Patent owners have an apparent ally in Professor Stephen Hawking, who spoke as a “patron” of the SME Innovation Alliance back in April. According to the SMEIA’s blog, Professor Hawking addressed the problems that small and medium business face from IP infringement, noting a similar experience that Galileo called “worse than murder.”
As a cosmologist, you may be interested to know that my illustrious predecessor Galileo Galilei had his design for a compass stolen, by his one time protege Baldassar Capra. I know that patent theft is one of the big issues that innovative SMEs face today. Galileo described such theft as ‘worse than murder, the victim feels the loss of fame, honour and merited glory, obtained not by nature, fate or chance… but from studies, hard work and long vigils.’
(See Notes of SMEIA meeting)

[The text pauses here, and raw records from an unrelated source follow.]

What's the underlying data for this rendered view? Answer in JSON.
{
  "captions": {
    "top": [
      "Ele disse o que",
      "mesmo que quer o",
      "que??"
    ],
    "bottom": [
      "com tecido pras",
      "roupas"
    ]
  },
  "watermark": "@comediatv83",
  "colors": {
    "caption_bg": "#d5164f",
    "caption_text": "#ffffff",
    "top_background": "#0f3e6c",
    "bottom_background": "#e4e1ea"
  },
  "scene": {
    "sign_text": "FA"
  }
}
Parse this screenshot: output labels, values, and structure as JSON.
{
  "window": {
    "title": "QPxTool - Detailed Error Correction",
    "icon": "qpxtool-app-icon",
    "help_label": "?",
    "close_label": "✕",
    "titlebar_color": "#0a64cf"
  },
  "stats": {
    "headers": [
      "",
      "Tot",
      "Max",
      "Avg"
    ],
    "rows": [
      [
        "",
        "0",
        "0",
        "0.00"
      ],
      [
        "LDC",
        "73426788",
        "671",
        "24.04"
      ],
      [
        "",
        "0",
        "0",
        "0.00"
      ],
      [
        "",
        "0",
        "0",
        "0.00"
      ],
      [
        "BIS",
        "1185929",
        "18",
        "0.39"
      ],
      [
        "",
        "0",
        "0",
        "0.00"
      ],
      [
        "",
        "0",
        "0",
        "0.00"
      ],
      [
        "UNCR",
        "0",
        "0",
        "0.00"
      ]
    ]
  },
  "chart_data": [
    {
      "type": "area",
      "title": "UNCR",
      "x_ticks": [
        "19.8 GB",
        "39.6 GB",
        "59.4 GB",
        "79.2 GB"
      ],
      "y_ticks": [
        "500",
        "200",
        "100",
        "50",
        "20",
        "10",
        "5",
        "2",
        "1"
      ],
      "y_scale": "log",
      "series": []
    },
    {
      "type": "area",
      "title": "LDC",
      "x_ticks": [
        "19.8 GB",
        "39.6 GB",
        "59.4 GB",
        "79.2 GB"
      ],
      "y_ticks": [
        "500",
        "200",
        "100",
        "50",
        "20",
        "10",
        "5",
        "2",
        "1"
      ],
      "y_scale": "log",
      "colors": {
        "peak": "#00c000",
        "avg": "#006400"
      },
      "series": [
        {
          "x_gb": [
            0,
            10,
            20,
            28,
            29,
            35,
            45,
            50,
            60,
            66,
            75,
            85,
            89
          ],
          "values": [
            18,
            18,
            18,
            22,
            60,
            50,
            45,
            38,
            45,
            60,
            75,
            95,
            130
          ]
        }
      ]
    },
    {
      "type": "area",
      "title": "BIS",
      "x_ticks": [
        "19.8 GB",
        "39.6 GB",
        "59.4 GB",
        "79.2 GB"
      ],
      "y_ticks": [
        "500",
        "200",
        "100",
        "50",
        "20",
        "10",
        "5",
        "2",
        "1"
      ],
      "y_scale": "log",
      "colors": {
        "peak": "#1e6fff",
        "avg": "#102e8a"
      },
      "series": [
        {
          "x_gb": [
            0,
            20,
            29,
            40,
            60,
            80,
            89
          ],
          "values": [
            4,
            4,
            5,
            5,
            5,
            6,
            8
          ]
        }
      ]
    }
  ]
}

The SMEIA has also been actively lobbying their own government officials for improvements to the British and European patent systems. A letter (embedded below) sent to Prime Minister David Cameron set out a number of points similar to what we’ve witnessed from similar US-based groups. The organization explains that while “innovation for the most part is carried out by SMEs, not major corporations,” these very same SMEs are increasingly having difficulty obtaining loans and risk capital. Specifically addressing the patent system, the organization’s letter demonstrates a dismissive attitude of current IPO officials:
The patent system is effectively broken so far as SMEs are concerned. The UKIPO and the Minister for Intellectual Property, on the other hand, suggest instead that most SMEs do not know how to protect their innovation. Most know only too well the failure of the patent system and have given up.
The UKIPO is essentially telling its SME patrons that it’s “doing it wrong” and should (evidently) emulate the larger businesses that (by implication) DO know how to protect their innovation. I don’t practice in the UK, so I don’t know what strategy that might be. If it’s anything like the big business strategy in America, it involves investing substantial resources in expensive patent attorneys that can overcome the arbitrary “obviousness” tax imposed by the USPTO. This is beneficial to the American patent bar, and arguably to the USPTO as well, but hardly beneficial to small businesses. Ultimately, the letter concludes, these policies are counterproductive to the businesses and consumers alike.
For example, SMEIA identifies Germany’s more effective patent enforcement system, indicative of a culture that takes a more serious approach to technology and industry, as the reason “Germans are leading Europe out of recession. Germany reportedly boasts a court system experienced in dealing with patent disputes, low costs and about 12 months to disposition. Of course, similar benefits are found in pockets of the US court system, but restricting the patent owner’s choice of venue have been part of judicial and legislative reform efforts for several years.
- Helping Politicians Understand Innovation (cientifica.eu)
- Diverse Group Of Patent Stakeholders Urge Congress Not To Devalue Valid Patents (gametimeip.com)